Staffing plans show the number and types or classifications of employees a business needs to have on board over time. A plan can be developed for the company as a whole, for a department within the company or for a specific, time-limited project. Not only do staffing plans guide the recruitment, hiring and development of employees, the plans are also essential for budgeting and financial needs. Funding proposals – such as seeking venture capital for a startup or writing an application for a grant – usually require staffing plans.
Time frames for staffing plans vary according to the needs of the company. A tech industry startup might project the staffing plan over 10 years or more, while an established company in a relatively stable industry might focus on two to five years. Project-based staffing plans should reflect the anticipated time span of the project, which could range from one month to several years.
Seasonal fluctuations should also be reflected in the time frame of staffing plans. For example, a retail company with heavy seasonal loads caused by holiday shopping periods might determine its staffing needs month by month throughout the year. The company might further refine the plan into weekly intervals for the largest holiday shopping period in November and December.
Regardless of the time frame used, staffing plans should be reviewed periodically and adjusted as work is accomplished and staffing needs change. With the exception of short-term project plans, most staffing plans can be reviewed at quarterly, semiannual or yearly intervals.

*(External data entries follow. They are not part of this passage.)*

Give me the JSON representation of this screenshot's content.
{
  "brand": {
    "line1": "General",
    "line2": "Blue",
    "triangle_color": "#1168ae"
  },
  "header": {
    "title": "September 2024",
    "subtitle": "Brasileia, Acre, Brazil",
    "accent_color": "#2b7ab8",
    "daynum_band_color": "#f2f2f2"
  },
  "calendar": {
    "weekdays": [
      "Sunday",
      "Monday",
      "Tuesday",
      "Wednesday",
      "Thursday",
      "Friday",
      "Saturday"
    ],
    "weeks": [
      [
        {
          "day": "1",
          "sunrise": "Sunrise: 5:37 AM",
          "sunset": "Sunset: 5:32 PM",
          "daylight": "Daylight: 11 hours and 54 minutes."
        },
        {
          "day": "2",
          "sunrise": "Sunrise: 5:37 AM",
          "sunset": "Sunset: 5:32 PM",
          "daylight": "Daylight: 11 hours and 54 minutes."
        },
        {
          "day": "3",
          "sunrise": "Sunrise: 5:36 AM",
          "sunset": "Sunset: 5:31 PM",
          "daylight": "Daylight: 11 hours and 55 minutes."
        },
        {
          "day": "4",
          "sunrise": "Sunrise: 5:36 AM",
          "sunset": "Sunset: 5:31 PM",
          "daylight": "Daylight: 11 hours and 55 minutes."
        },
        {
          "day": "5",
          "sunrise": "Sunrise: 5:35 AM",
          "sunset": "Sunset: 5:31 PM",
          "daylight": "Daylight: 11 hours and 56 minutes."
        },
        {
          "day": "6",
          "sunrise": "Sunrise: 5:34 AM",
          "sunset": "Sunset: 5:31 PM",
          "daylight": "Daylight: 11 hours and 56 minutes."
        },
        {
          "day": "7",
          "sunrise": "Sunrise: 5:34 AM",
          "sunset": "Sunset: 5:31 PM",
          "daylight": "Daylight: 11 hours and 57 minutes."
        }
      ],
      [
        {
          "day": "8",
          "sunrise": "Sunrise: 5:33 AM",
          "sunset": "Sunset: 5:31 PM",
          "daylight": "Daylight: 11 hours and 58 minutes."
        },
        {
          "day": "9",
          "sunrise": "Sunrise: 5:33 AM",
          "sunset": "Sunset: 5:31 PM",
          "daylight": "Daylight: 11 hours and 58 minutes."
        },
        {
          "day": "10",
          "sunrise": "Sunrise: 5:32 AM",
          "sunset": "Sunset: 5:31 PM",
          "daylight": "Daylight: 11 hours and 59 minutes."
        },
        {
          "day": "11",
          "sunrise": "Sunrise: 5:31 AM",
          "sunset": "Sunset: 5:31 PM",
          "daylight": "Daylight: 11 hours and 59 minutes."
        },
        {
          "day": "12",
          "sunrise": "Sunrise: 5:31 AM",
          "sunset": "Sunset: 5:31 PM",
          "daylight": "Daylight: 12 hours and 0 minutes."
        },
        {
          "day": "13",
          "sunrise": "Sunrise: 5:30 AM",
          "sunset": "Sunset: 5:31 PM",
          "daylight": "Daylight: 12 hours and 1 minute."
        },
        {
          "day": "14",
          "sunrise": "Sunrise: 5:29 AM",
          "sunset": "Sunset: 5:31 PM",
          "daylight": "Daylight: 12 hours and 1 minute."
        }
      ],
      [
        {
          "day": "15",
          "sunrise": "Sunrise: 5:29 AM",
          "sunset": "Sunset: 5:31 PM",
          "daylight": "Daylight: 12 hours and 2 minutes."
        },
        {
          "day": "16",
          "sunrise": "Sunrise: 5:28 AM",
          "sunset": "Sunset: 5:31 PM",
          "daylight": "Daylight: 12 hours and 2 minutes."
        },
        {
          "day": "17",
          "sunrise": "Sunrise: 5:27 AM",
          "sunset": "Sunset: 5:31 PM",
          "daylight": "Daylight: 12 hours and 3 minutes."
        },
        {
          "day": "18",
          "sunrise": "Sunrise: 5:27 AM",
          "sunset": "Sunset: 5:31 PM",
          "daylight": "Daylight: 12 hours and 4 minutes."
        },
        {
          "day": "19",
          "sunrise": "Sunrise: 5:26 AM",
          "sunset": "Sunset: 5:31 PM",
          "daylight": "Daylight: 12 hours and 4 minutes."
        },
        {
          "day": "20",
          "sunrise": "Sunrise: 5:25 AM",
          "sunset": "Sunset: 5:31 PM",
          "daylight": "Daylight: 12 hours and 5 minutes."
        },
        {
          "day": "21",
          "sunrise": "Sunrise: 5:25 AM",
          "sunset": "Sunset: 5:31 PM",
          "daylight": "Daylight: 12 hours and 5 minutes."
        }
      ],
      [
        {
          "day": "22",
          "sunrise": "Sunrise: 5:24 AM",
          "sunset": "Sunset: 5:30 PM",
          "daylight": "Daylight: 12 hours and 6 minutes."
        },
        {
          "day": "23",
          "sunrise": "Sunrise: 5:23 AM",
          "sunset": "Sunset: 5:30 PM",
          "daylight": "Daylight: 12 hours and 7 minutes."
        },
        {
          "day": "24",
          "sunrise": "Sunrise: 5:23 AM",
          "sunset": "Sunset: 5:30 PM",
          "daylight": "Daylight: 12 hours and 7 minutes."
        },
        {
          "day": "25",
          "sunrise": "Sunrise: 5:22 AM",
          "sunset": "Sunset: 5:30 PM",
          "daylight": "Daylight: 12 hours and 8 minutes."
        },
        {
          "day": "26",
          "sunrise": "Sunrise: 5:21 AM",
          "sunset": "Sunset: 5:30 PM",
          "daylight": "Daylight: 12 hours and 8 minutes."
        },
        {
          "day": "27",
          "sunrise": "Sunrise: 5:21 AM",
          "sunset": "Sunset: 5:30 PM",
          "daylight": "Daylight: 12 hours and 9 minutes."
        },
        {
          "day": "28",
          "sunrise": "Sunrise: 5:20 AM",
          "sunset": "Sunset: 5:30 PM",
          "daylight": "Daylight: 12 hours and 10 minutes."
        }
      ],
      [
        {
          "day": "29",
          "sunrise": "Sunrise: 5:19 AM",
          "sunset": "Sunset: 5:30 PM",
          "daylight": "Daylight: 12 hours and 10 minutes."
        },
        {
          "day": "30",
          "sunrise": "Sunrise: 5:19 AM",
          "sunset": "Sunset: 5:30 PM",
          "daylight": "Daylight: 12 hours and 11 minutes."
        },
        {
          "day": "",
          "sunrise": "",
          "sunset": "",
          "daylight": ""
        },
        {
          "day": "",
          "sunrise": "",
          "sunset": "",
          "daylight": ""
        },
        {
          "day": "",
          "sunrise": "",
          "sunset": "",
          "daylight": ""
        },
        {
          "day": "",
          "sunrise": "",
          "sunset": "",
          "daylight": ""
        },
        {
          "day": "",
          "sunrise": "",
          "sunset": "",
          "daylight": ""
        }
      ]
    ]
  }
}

The basic outline for a staffing plan involves determining the projected staffing levels needed over time, looking at current staffing levels and identifying the deficiencies or “gaps” between the two. Recommendations can then be made for resolving the gaps, whether through recruitment of new hires, training and promotion from within or outsourcing to contractors.
A simple way to determine the needed staffing levels is to aggregate the needs by department, project or other subunit of the company. Once the departments have determined their projected staffing needs, the information can be summed, or entered into a spreadsheet and totaled. This is called “bottom-up” planning, and it works well for businesses with multiple short-term projects, or with defined departments that can accurately project their staffing needs on a yearly basis.
Refinements to this type of planning can be made by assigning a weighted probability for each project. For example, a project that is currently in operation would have a 100 percent probability of occurring, while a project that is envisioned to begin in four years might be assigned a 25 percent probability. The staffing numbers for each project are multiplied by the percentage to produce a weighted average of the staffing levels. Another type of plan focuses on the gaps or changes in staffing level for each department, projected over time.
A variety of staffing plan templates are available online, often with free downloads. The templates may be presented in a spreadsheet form such as Excel, or as a Word document. Using a template can save a great deal of time, because you can simply enter your company’s data without having to develop a format from scratch. However, you should first review any template under consideration to make sure it meets your company’s needs as well as any regulatory or industry requirements. A staffing plan for a fast-food restaurant, for example, would probably not produce a suitable plan for a hospital. Some templates allow for modification of the basic form, so that you can tailor them to your company’s specific needs.